Anyway, mark your calendar, because Moose Jaw Fashion Week is going to make a trip to Paris look as glamorous as a trip to Paris Hilton’s podiatrist. See you in 2012! I have to clear a few things on my calendar first.
I started this blog because I was getting annoyed by everything about fashion. The fashions had become annoying. The fashionista had become annoying. The fashion magazines had become annoying. I didn’t want it to become a bitch-fest, because I’m really not a bitch. I just don’t know how else to get my point across.
Fashion is in a tragic state in 2008. Fashion criticism has been hijacked by so-called style police who believe it’s their mission to ensure that everyone in the world has “good taste.” Frankly, good taste is the most overrated force in the universe. Where’s the fun in fashion nowadays? Where are the clowns who we’ll all remember in ten years? Why is it a crime against style to have a sense of style?
If a woman walked into a room wearing this Jeremy Scott dress, she would probably make everyone in that room grin from ear-to-ear. There’s nothing wrong with that. I could see Sharon Stone donning this dress on the red carpet to poke fun at her own fondness for fur. I could see Pamela Anderson cramming herself and the twins into it for a PETA benefit. I could even see myself wearing it to Wal-Mart to pick up bathroom tissue and cat litter.
However, I could also see the tabloids publishing photos of any woman in this dress on the “What Were They Thinking?” pages. It’s no wonder people are afraid to be themselves when doing so inevitably becomes a reason for others to ridicule them.
Fashion needs to be less about finger-pointing and more about fashion. Style needs to stop being synonymous with “acceptable.” I want to see more from Jeremy Scott and less from TMZ. It shouldn’t be a crime to be more fabulous than everyone else.
Oh, Lauren! You just had to get sent home, didn’t you? At least you got to say “Crap, crap, crap, CoverGirl!” before you left. Maybelline owes you a favor now. I’ll make a couple of calls and see what I can do.

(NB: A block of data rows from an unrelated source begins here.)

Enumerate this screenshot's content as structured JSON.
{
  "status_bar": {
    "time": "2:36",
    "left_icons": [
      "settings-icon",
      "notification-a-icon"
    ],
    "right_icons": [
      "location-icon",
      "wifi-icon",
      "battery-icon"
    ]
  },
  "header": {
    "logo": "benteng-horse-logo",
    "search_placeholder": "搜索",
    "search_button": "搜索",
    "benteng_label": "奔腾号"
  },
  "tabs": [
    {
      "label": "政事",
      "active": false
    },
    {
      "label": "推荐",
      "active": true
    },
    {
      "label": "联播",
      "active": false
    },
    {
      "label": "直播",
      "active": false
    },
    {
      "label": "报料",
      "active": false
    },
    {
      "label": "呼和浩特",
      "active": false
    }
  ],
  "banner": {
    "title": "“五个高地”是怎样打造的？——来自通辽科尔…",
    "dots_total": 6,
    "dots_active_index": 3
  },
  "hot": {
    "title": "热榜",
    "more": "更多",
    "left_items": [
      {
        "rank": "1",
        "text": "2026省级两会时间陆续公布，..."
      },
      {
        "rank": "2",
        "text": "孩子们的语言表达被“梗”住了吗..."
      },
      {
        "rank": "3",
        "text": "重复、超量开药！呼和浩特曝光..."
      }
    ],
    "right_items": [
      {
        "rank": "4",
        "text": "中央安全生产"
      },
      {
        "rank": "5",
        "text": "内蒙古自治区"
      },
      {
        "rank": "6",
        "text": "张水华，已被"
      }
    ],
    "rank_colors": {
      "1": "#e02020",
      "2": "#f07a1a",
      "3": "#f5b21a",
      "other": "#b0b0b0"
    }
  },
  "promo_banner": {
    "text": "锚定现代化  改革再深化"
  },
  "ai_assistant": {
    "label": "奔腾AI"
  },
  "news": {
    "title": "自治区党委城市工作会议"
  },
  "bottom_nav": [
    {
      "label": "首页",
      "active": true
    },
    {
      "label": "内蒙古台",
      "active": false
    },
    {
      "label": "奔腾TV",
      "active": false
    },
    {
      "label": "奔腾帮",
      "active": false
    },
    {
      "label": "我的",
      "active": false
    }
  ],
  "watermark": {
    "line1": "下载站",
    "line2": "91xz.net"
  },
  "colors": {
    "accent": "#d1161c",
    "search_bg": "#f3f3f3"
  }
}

I actually didn’t think Lauren was going home until Tyra handed Whitney her photo on last night’s episode of America’s Next Top Model. For some strange reason, I kept thinking back to CariDee’s CoverGirl commercial in Spanish. Lauren may have been awkward, but CariDee was downright scary — much like Dominique was in her commercial.
Holy Zob! Could Dominique be the surprise winner?
I actually do like Dominique. I laughed out loud when Gai Mattiolo said that she didn’t look “fresh.” The girl has a lot of spirit, though, and she seems to try a lot harder than most of the contestants on this show (she’s this season’s Furonda). And we all know that you can’t spell Tyra without t-r-y and an A for effort! That’s one of the lessons I learned at T-Zone when I infiltrated the camp for a tell-all exposé. The camp counsellors would chain us to our bunks and make us repeat that slogan over and over and over again before our dinner of cold celery broth and the week-old Olive Garden breadsticks they would find at the bottom of Tyra’s tote bag.
Anyway, Dominique gets an A from me. It’ll go well with her X and Y chromosomes. She can start a collection.